- _EXERCISE AIM_: A faithful copy of the entries is needed, one that leaves out the pictures.

- _DATA SUPPLIED_:

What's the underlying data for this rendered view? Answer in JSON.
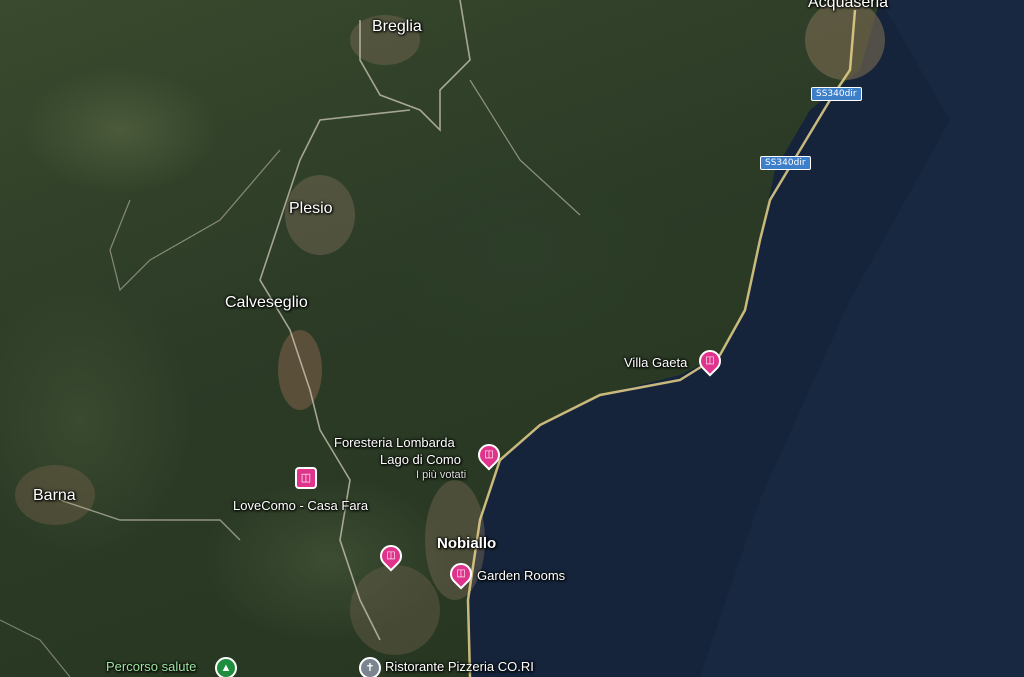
{
  "places": {
    "breglia": "Breglia",
    "acquaseria": "Acquaseria",
    "plesio": "Plesio",
    "calveseglio": "Calveseglio",
    "barna": "Barna",
    "nobiallo": "Nobiallo"
  },
  "pois": {
    "villa_gaeta": "Villa Gaeta",
    "foresteria_line1": "Foresteria Lombarda",
    "foresteria_line2": "Lago di Como",
    "foresteria_sub": "I più votati",
    "lovecomo": "LoveComo - Casa Fara",
    "garden_rooms": "Garden Rooms",
    "ristorante": "Ristorante Pizzeria CO.RI",
    "percorso": "Percorso salute"
  },
  "roads": {
    "ss340_1": "SS340dir",
    "ss340_2": "SS340dir"
  },
  "icons": {
    "hotel": "bed-icon",
    "restaurant": "fork-knife-icon",
    "park": "tree-icon"
  },
  "colors": {
    "hotel_pin": "#e0338c",
    "restaurant_pin": "#7b8590",
    "park_pin": "#1e8e3e",
    "lake": "#14233a",
    "road_shield": "#3d7fc9"
  }
}
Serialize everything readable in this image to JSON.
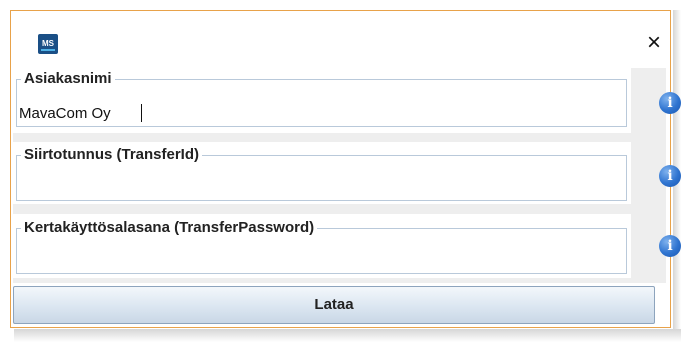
{
  "window": {
    "app_icon_text": "MS",
    "close_glyph": "×"
  },
  "fields": [
    {
      "label": "Asiakasnimi",
      "value": "MavaCom Oy",
      "placeholder": ""
    },
    {
      "label": "Siirtotunnus (TransferId)",
      "value": "",
      "placeholder": ""
    },
    {
      "label": "Kertakäyttösalasana (TransferPassword)",
      "value": "",
      "placeholder": ""
    }
  ],
  "info_glyph": "i",
  "submit_label": "Lataa",
  "colors": {
    "window_border": "#e8a24a",
    "field_border": "#b9c9da",
    "info_icon": "#2f74d0",
    "button_border": "#8da4bd"
  }
}
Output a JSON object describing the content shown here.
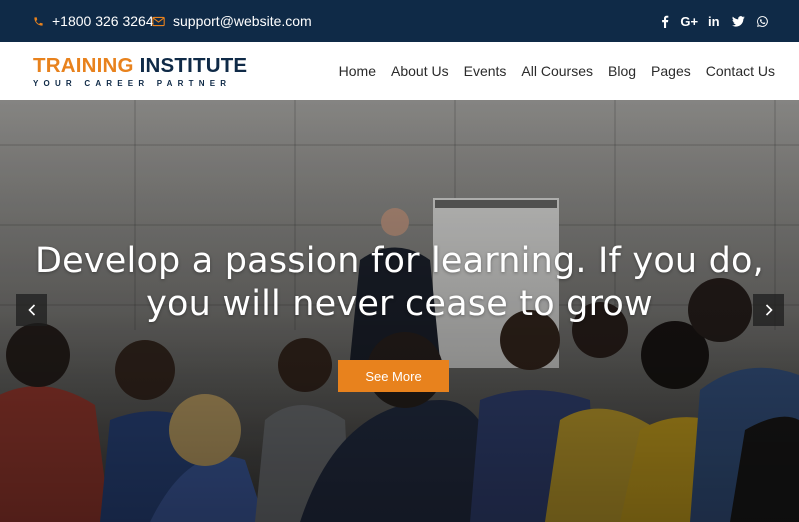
{
  "topbar": {
    "phone": "+1800 326 3264",
    "email": "support@website.com",
    "socials": [
      {
        "name": "facebook-icon",
        "glyph": "f"
      },
      {
        "name": "google-plus-icon",
        "glyph": "G+"
      },
      {
        "name": "linkedin-icon",
        "glyph": "in"
      },
      {
        "name": "twitter-icon",
        "glyph": "t"
      },
      {
        "name": "whatsapp-icon",
        "glyph": "w"
      }
    ],
    "accent": "#e8821d",
    "background": "#0f2a47"
  },
  "logo": {
    "part1": "TRAINING",
    "part2": "INSTITUTE",
    "tagline": "YOUR CAREER PARTNER"
  },
  "nav": {
    "items": [
      "Home",
      "About Us",
      "Events",
      "All Courses",
      "Blog",
      "Pages",
      "Contact Us"
    ]
  },
  "hero": {
    "headline_line1": "Develop a passion for learning. If you do,",
    "headline_line2": "you will never cease to grow",
    "cta_label": "See More",
    "cta_color": "#e8821d"
  }
}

- _ANSWER SECTION_:
What's the underlying data for this rendered view? Answer in JSON.
{
  "places": {
    "breglia": "Breglia",
    "acquaseria": "Acquaseria",
    "plesio": "Plesio",
    "calveseglio": "Calveseglio",
    "barna": "Barna",
    "nobiallo": "Nobiallo"
  },
  "pois": {
    "villa_gaeta": "Villa Gaeta",
    "foresteria_line1": "Foresteria Lombarda",
    "foresteria_line2": "Lago di Como",
    "foresteria_sub": "I più votati",
    "lovecomo": "LoveComo - Casa Fara",
    "garden_rooms": "Garden Rooms",
    "ristorante": "Ristorante Pizzeria CO.RI",
    "percorso": "Percorso salute"
  },
  "roads": {
    "ss340_1": "SS340dir",
    "ss340_2": "SS340dir"
  },
  "icons": {
    "hotel": "bed-icon",
    "restaurant": "fork-knife-icon",
    "park": "tree-icon"
  },
  "colors": {
    "hotel_pin": "#e0338c",
    "restaurant_pin": "#7b8590",
    "park_pin": "#1e8e3e",
    "lake": "#14233a",
    "road_shield": "#3d7fc9"
  }
}
Serialize everything readable in this image to JSON.
{
  "window": {
    "app_icon_text": "MS",
    "close_glyph": "×"
  },
  "fields": [
    {
      "label": "Asiakasnimi",
      "value": "MavaCom Oy",
      "placeholder": ""
    },
    {
      "label": "Siirtotunnus (TransferId)",
      "value": "",
      "placeholder": ""
    },
    {
      "label": "Kertakäyttösalasana (TransferPassword)",
      "value": "",
      "placeholder": ""
    }
  ],
  "info_glyph": "i",
  "submit_label": "Lataa",
  "colors": {
    "window_border": "#e8a24a",
    "field_border": "#b9c9da",
    "info_icon": "#2f74d0",
    "button_border": "#8da4bd"
  }
}
Output a JSON object describing the content shown here.
{
  "topbar": {
    "phone": "+1800 326 3264",
    "email": "support@website.com",
    "socials": [
      {
        "name": "facebook-icon",
        "glyph": "f"
      },
      {
        "name": "google-plus-icon",
        "glyph": "G+"
      },
      {
        "name": "linkedin-icon",
        "glyph": "in"
      },
      {
        "name": "twitter-icon",
        "glyph": "t"
      },
      {
        "name": "whatsapp-icon",
        "glyph": "w"
      }
    ],
    "accent": "#e8821d",
    "background": "#0f2a47"
  },
  "logo": {
    "part1": "TRAINING",
    "part2": "INSTITUTE",
    "tagline": "YOUR CAREER PARTNER"
  },
  "nav": {
    "items": [
      "Home",
      "About Us",
      "Events",
      "All Courses",
      "Blog",
      "Pages",
      "Contact Us"
    ]
  },
  "hero": {
    "headline_line1": "Develop a passion for learning. If you do,",
    "headline_line2": "you will never cease to grow",
    "cta_label": "See More",
    "cta_color": "#e8821d"
  }
}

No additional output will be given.